Some fans may remember him as the coach of the US Men's National Team during the 1994 FIFA World Cup. He also coached the NY/NJ Metrostars from 1998-1999 after coaching Nigeria. He has also coached extensively throughout CONCACAF. He was Mexico's national team coach from 1983-1986 and from 1995-1997, he also coached Mexican club sides Veracruz, Tecos UAG and UNAM Pumas. He was the coach of the national team of Costa Rica in 1990, Honduras from 2003-2004 and Jamaica from 2006-2007. So he is familiar with the region and the conditions, officiating and travel throughout. Beyond CONCACAF he has also coached in Europe for Italian Serie-A side Udinese, in South America for Argentina Premier League side San Lorenzo and in the Middle East for Qatari club Al Sadd SC as well as Iraq's national team in 2009. He also coached China. He is fluent in English, Spanish and French as well as his native Serbian. All of which may come in handy in a league such as MLS where players come from all over the globe. He no doubt has plenty of scouting connections abroad as well.
Gallardo became DC United's first Designated Player in the same role as Columbus's Schelotto when he arrived from French Ligue 1 side Paris Saint-Germain. While the exciting attacking midfielder was highly skilled he was hacked a lot and just as often injured. Following winning the 2008 US Open Cup with DC United he returned to Argentina to play a third time for River Plate before departing to play a season for Uruguayan club Nacional where he retired. Days after retiring he was hired as the club's new coach and he guided them to a league championship in his very first year at the helm. Gallardo has played in big games for both club and country. He was on both Argentina's 1998 and 2002 FIFA World Cup teams. He played for Monaco and PSG in Europe and River and Nacional in South America. He no doubt still has some connections on both continents. There's a chance that he and Mauro Rosales may have crossed paths at one point in the past as well.

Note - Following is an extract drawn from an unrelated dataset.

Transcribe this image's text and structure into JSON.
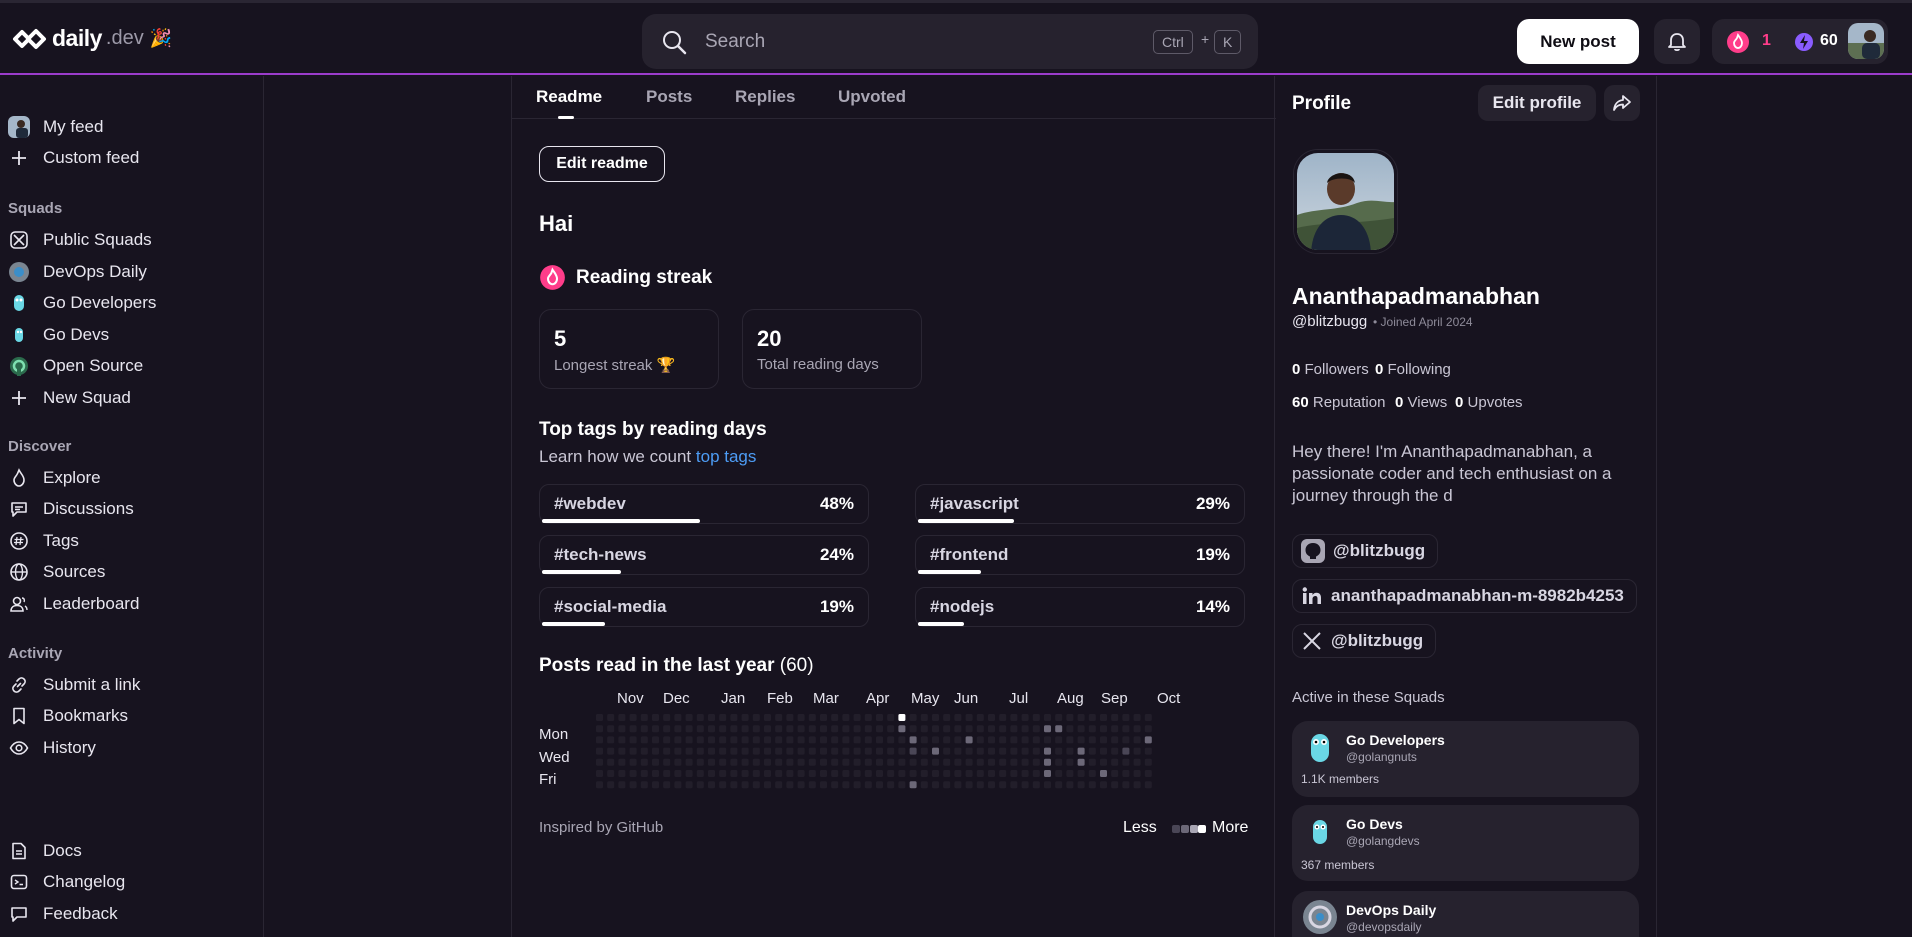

Please keep in mind this is just a quick list I came up with. I left off some other notable candidates like Preki (who recently took a job with USL's Sacramento Republic FC), Mo Johnson, Steve Nichol, Paul Mariner, Chelis (aka José Luis Sánchez Solá) and Eric Wynalda since they seemed like bigger gambles than any of the above, despite their MLS experience.
It also should be kept in mind that many coaches's national team contracts expire after next summer's FIFA World Cup. Some of the guys above are coaching national teams but depending on how things go could become available next year. With that in mind perhaps the best course of action might be to make Brian Schmetzer the interim coach until that point were the trigger to be pulled on Sigi.
What are your thoughts on the candidates above? Do you have another candidate not on this list? Let me know in the comments below.